Egypt’s president has achieved much in his first 100 days and the media should focus on the positives, the country’s Prime Minister said on Saturday.
Hisham Qandil said President Mohamed Morsi had faced massive challenges since taking office yet still managed to enact significant changes.
When Morsi came to power in July he promised a 100-day initiative to solve what he deemed Egypt’s most pressing social problems, including fuel and bread shortages, crime, traffic congestion and garbage accumulation. The 100-day period comes to an end on Monday.
Qandil, speaking during an interview with satellite channel Hayat 2 to mark the 39th anniversary of Egypt’s October War, said the media should concentrate on Morsi’s accomplishments.
Among them, he said, were improvements in security and a fall in crime, as well as the “self-restrained” manner with which police had dealt with demonstrators outside the US embassy in mid-September.
Clashes erupted outside the embassy in Cairo’s Garden City last month during protests against an anti-Islam film made by US-based Egyptian Christians. Qandil said the police had dealt well with the situation, repeating his prior claim that demonstrators had been hired to create chaos and destroy property.
The Prime Minister also asked Egyptians demanding improvements in employment conditions be patient, saying the national budget cannot afford to raise salaries. He added that strikes and protests which halt work are “unacceptable.”

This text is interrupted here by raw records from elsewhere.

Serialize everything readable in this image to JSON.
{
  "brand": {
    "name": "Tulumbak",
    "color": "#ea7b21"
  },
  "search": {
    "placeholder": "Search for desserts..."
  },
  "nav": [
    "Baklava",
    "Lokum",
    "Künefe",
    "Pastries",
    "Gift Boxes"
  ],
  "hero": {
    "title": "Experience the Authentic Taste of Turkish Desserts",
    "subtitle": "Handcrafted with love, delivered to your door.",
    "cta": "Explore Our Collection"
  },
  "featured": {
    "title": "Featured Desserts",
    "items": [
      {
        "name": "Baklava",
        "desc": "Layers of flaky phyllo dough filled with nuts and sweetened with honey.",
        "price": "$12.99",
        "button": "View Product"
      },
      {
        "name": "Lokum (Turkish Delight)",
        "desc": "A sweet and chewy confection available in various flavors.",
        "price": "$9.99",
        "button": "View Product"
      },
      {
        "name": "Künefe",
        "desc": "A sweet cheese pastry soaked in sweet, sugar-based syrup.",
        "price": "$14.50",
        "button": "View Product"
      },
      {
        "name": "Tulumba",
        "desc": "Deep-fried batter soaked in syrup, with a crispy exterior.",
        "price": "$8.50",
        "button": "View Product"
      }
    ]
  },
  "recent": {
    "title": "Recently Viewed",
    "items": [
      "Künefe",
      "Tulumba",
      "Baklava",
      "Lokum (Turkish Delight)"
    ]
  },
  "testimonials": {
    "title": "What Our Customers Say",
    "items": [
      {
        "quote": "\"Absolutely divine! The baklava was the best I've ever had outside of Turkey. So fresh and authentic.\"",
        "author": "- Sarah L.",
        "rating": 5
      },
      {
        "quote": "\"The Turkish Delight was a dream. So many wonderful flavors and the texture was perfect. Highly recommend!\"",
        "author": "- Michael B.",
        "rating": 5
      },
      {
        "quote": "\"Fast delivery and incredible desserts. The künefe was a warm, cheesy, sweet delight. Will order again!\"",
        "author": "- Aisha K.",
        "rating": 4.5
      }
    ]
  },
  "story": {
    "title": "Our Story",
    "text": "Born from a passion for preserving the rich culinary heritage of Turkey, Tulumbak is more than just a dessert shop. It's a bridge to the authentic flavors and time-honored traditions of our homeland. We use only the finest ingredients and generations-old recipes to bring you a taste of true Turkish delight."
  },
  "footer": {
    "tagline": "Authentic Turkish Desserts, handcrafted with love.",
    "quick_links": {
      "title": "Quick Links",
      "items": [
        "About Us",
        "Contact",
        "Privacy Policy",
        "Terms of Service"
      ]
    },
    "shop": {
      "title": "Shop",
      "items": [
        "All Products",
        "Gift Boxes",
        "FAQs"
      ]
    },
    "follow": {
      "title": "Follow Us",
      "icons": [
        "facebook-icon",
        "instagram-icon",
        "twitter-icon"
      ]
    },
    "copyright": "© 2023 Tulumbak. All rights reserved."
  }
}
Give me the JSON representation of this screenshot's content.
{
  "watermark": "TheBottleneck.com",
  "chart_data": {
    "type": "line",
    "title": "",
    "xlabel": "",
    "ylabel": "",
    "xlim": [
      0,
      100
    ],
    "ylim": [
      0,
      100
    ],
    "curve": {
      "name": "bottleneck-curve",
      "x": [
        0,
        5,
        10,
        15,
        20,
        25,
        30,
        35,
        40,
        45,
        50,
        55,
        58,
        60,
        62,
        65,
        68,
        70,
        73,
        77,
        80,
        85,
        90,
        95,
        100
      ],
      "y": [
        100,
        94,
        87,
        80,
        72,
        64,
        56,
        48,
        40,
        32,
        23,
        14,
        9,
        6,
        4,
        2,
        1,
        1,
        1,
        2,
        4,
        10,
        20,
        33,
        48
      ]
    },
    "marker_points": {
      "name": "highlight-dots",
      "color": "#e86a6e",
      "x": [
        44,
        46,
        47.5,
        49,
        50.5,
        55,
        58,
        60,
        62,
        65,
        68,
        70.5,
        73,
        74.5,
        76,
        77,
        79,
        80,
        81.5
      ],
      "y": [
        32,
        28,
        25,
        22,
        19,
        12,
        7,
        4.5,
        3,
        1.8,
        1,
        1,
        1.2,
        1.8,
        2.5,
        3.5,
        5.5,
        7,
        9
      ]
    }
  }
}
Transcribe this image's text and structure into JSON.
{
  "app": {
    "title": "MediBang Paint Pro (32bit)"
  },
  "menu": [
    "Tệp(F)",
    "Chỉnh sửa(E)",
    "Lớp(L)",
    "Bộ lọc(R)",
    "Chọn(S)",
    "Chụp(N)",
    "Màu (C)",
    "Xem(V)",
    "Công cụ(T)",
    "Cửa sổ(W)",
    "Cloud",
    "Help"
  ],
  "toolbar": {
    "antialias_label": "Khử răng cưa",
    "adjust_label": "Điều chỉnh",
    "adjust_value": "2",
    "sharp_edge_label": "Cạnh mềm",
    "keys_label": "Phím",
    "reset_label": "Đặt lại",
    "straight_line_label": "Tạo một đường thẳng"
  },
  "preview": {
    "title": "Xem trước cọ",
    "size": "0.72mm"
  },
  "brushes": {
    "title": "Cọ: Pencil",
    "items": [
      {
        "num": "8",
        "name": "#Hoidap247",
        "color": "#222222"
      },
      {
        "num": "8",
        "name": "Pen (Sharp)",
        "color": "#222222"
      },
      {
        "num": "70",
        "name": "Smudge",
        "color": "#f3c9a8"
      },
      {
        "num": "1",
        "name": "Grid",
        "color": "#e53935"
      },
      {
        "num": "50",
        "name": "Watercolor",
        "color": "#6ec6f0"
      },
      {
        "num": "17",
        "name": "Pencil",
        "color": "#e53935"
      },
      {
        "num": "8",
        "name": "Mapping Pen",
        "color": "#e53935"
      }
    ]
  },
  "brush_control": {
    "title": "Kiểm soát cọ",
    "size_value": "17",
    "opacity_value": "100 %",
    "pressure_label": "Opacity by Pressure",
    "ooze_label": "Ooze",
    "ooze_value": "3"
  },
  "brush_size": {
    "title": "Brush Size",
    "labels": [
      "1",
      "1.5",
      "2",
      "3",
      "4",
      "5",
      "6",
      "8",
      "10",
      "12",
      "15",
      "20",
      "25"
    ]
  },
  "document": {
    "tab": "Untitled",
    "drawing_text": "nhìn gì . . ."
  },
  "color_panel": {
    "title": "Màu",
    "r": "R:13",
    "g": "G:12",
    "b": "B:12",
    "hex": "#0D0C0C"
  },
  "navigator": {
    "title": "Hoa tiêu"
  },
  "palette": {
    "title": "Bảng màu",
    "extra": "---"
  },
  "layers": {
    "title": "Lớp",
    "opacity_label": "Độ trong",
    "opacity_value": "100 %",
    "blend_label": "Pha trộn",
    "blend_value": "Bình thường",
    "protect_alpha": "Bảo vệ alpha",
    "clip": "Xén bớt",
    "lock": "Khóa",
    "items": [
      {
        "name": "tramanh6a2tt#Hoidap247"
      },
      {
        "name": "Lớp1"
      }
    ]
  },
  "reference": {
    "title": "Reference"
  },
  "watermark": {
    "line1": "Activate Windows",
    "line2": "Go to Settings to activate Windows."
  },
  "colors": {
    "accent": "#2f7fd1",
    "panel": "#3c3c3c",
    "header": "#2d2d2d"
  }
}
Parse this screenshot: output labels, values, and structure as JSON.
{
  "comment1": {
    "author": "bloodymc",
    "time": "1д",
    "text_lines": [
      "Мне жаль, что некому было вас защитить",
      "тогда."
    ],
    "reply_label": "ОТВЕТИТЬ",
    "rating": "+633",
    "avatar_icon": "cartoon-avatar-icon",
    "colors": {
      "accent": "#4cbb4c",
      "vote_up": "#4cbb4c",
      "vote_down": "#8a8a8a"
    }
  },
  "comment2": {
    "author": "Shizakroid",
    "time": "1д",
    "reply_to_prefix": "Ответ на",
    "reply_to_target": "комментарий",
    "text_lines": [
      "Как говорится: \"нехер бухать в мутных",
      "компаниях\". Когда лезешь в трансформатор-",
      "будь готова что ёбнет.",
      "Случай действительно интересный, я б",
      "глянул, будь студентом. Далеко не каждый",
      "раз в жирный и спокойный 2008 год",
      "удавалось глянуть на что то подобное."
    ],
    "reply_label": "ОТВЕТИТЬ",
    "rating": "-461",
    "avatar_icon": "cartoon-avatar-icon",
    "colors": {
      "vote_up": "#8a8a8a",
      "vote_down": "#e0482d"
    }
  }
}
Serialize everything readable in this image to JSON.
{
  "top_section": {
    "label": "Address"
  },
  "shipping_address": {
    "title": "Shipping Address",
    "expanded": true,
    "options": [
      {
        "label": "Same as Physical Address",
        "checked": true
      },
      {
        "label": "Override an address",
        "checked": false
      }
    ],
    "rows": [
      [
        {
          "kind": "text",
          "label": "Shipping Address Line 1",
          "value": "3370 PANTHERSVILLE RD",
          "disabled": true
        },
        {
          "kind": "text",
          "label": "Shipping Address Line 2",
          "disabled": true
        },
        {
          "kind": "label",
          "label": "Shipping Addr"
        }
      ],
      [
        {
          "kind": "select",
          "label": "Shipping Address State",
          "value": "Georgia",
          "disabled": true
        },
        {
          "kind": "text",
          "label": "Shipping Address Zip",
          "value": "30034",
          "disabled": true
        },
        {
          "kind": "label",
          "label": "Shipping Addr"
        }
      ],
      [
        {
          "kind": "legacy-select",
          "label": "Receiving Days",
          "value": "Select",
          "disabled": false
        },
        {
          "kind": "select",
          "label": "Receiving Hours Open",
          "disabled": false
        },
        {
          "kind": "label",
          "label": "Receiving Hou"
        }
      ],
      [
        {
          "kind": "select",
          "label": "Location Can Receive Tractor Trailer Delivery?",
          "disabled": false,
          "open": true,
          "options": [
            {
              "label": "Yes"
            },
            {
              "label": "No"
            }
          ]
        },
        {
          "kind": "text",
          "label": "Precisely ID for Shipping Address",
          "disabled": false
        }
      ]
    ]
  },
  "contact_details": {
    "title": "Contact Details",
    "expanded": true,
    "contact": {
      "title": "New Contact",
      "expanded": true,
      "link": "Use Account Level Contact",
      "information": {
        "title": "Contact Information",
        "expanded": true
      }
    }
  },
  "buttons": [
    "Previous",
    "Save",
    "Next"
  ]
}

Negotiations for a controversial $4.8 billion loan from the International Monetary Fund will probably take a further two months, Qandil said. He also promised to form a committee to track the fate of illicit Egyptian funds smuggled abroad during the Mubarak era by the ex-president and his associates.